- General term encompassing a spectrum of conditions including chronic bronchitis and emphysema.
- Characterised by chronic resistance to expiratory airflow from infection, mucosal oedema, bronchospasm and bronchoconstriction, due to reduced lung elasticity.
- Causative factors include smoking, chronic asthma, alpha-1 antitrypsin deficiency and chronic infection.
- Exacerbations commonly precipitated by infection.
- Cough, wheeze and exertional dyspnoea.
- Tachypnoea, wheeze, lip pursing (a form of PEEP), use of accessory muscles.
- Cyanosis, plethora and signs of right heart failure suggest severe disease and cor pulmonale.
- Signs of hypercarbia include coarse tremor, bounding pulse, peripheral vasodilatation, drowsiness, confusion or an obtunded patient.
- CXR – only moderately sensitive (40–60%), but highly specific in appearance.
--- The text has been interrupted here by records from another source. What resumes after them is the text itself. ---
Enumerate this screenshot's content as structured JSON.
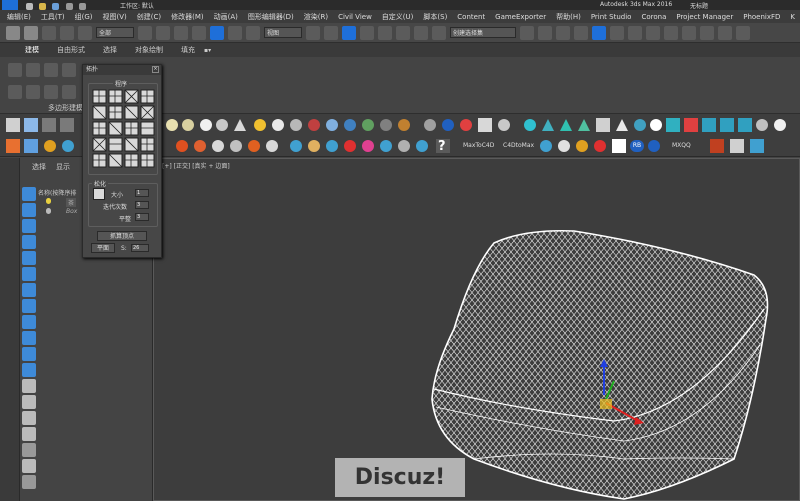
{
  "app": {
    "title": "Autodesk 3ds Max 2016",
    "doc_title": "无标题",
    "workspace": "工作区: 默认"
  },
  "menu": [
    "编辑(E)",
    "工具(T)",
    "组(G)",
    "视图(V)",
    "创建(C)",
    "修改器(M)",
    "动画(A)",
    "图形编辑器(D)",
    "渲染(R)",
    "Civil View",
    "自定义(U)",
    "脚本(S)",
    "Content",
    "GameExporter",
    "帮助(H)",
    "Print Studio",
    "Corona",
    "Project Manager",
    "PhoenixFD",
    "K"
  ],
  "toolbar": {
    "filter_value": "全部",
    "view_value": "视图",
    "selection_set": "创建选择集"
  },
  "ribbon": {
    "tabs": [
      "建模",
      "自由形式",
      "选择",
      "对象绘制",
      "填充"
    ],
    "sub_label": "多边形建模"
  },
  "toolbar3_text": [
    "MaxToC4D",
    "C4DtoMax",
    "RB",
    "MXQQ"
  ],
  "side_panel": {
    "tabs": [
      "选择",
      "显示"
    ],
    "tree_header": "名称(按降序排",
    "tree_items": [
      "茶",
      "Box"
    ]
  },
  "viewport": {
    "label": "[+] [正交] [真实 + 边面]"
  },
  "topology_dialog": {
    "title": "拓扑",
    "pattern_group": "程序",
    "relax_group": "松化",
    "size_label": "大小",
    "size_value": "1",
    "iterations_label": "迭代次数",
    "iterations_value": "3",
    "smooth_label": "平整",
    "smooth_value": "3",
    "capture_button": "抓算顶点",
    "plane_button": "平面",
    "plane_value": "26",
    "plane_prefix": "S:"
  },
  "watermark": "Discuz!",
  "colors": {
    "accent": "#1e6fd9",
    "bg": "#444444",
    "mesh": "#ffffff",
    "gizmo_x": "#e02020",
    "gizmo_y": "#20b020",
    "gizmo_z": "#2040e0",
    "gizmo_center": "#f0c020"
  }
}
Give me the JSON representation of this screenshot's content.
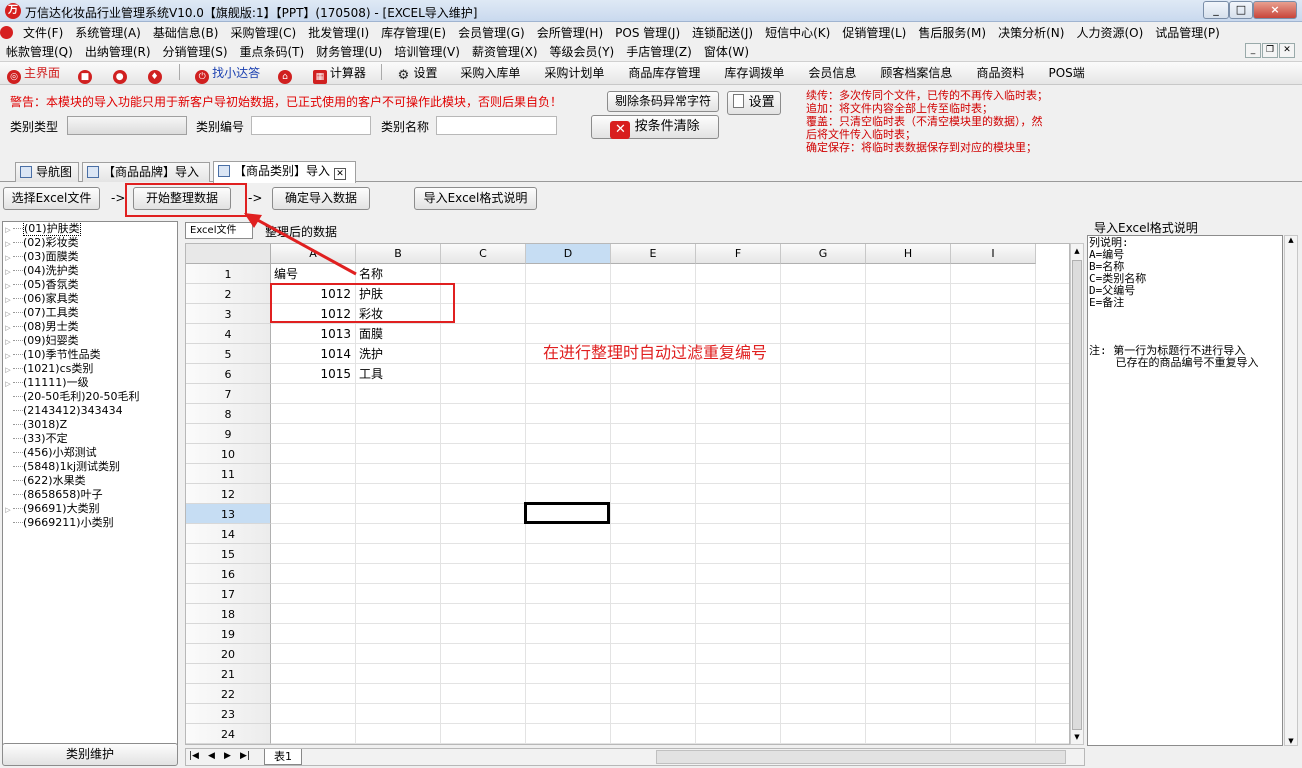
{
  "window": {
    "title": "万信达化妆品行业管理系统V10.0【旗舰版:1】【PPT】(170508) - [EXCEL导入维护]",
    "controls": [
      "_",
      "□",
      "×"
    ]
  },
  "menu1": [
    "文件(F)",
    "系统管理(A)",
    "基础信息(B)",
    "采购管理(C)",
    "批发管理(I)",
    "库存管理(E)",
    "会员管理(G)",
    "会所管理(H)",
    "POS 管理(J)",
    "连锁配送(J)",
    "短信中心(K)",
    "促销管理(L)",
    "售后服务(M)",
    "决策分析(N)",
    "人力资源(O)",
    "试品管理(P)"
  ],
  "menu2": [
    "帐款管理(Q)",
    "出纳管理(R)",
    "分销管理(S)",
    "重点条码(T)",
    "财务管理(U)",
    "培训管理(V)",
    "薪资管理(X)",
    "等级会员(Y)",
    "手店管理(Z)",
    "窗体(W)"
  ],
  "toolbar": {
    "main": "主界面",
    "find": "找小达答",
    "calc": "计算器",
    "settings": "设置",
    "quick": [
      "采购入库单",
      "采购计划单",
      "商品库存管理",
      "库存调拨单",
      "会员信息",
      "顾客档案信息",
      "商品资料",
      "POS端"
    ]
  },
  "form": {
    "warning": "警告：本模块的导入功能只用于新客户导初始数据，已正式使用的客户不可操作此模块，否则后果自负！",
    "type_label": "类别类型",
    "code_label": "类别编号",
    "name_label": "类别名称",
    "btn_remove_barcode": "剔除条码异常字符",
    "btn_clear": "按条件清除",
    "btn_settings": "设置",
    "hints": [
      "续传：多次传同个文件，已传的不再传入临时表；",
      "追加：将文件内容全部上传至临时表；",
      "覆盖：只清空临时表（不清空模块里的数据），然",
      "后将文件传入临时表；",
      "确定保存：将临时表数据保存到对应的模块里；"
    ]
  },
  "tabs": [
    "导航图",
    "【商品品牌】导入",
    "【商品类别】导入"
  ],
  "actions": {
    "select_excel": "选择Excel文件",
    "start": "开始整理数据",
    "confirm": "确定导入数据",
    "format_help": "导入Excel格式说明",
    "arrow": "->"
  },
  "tree": [
    "(01)护肤类",
    "(02)彩妆类",
    "(03)面膜类",
    "(04)洗护类",
    "(05)香氛类",
    "(06)家具类",
    "(07)工具类",
    "(08)男士类",
    "(09)妇婴类",
    "(10)季节性品类",
    "(1021)cs类别",
    "(11111)一级",
    "(20-50毛利)20-50毛利",
    "(2143412)343434",
    "(3018)Z",
    "(33)不定",
    "(456)小郑测试",
    "(5848)1kj测试类别",
    "(622)水果类",
    "(8658658)叶子",
    "(96691)大类别",
    "(9669211)小类别"
  ],
  "cat_maint": "类别维护",
  "sheet": {
    "tab_label": "Excel文件",
    "title": "整理后的数据",
    "columns": [
      "A",
      "B",
      "C",
      "D",
      "E",
      "F",
      "G",
      "H",
      "I"
    ],
    "rows": [
      "1",
      "2",
      "3",
      "4",
      "5",
      "6",
      "7",
      "8",
      "9",
      "10",
      "11",
      "12",
      "13",
      "14",
      "15",
      "16",
      "17",
      "18",
      "19",
      "20",
      "21",
      "22",
      "23",
      "24"
    ],
    "data": [
      [
        "编号",
        "名称"
      ],
      [
        "1012",
        "护肤"
      ],
      [
        "1012",
        "彩妆"
      ],
      [
        "1013",
        "面膜"
      ],
      [
        "1014",
        "洗护"
      ],
      [
        "1015",
        "工具"
      ]
    ],
    "sheet_tab": "表1"
  },
  "annotation": "在进行整理时自动过滤重复编号",
  "format_panel": {
    "title": "导入Excel格式说明",
    "lines": [
      "列说明:",
      "A=编号",
      "B=名称",
      "C=类别名称",
      "D=父编号",
      "E=备注",
      "",
      "",
      "",
      "注: 第一行为标题行不进行导入",
      "    已存在的商品编号不重复导入"
    ]
  }
}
Is an easily accessible method of assessing the extent and degree of structural parenchymal damage.
- Assessment for complications such as pneumonia, lobar collapse/ atelectasis, pneumothorax or mimics of COPD.
- CXR features include hyper-expanded lungs with associated flattening of both hemi-diaphragms, ‘barrel-shaped chest’, lung bullae, coarse irregular lung markings (thickened dilated bronchi) and enlargement of the central pulmonary arteries in keeping with pulmonary arterial hypertension.
- REMEMBER to look for lung malignancy/nodules; a common association.
- CT – quantifies the extent, type and location of emphysema and bronchial wall thickening. It may also identify occult malignancy.
- Lymphangioleiomyomatosis (LAM) and Langerhan’s cell histiocytosis (LCH) can have a similar CXR and CT appearance. The clinical history and imaging together are diagnostic.
- Asthma _ superimposed infection.
- Extrinsic allergic alveolitis.
- Viral infections.
- Supplemental oxygen tailored to keep pO2 >7.5 kPa. Beware high concentrations of supplemental pO2, as patients fail to expel the CO2 and develop high pCO2 levels.
- Nebulised bronchodilators (oxygen or air driven where appropriate). Adding nebulised ipratropium bromide may help.
- Consider an aminophylline or salbutamol infusion.
- Corticosteroids unless contraindicated.
- Appropriate antibiotics should be given if infection suspected.
- Ventilation or BiPAP can be considered.
- Long-term management may include
- Long-term home oxygen.
- Lung reduction surgery.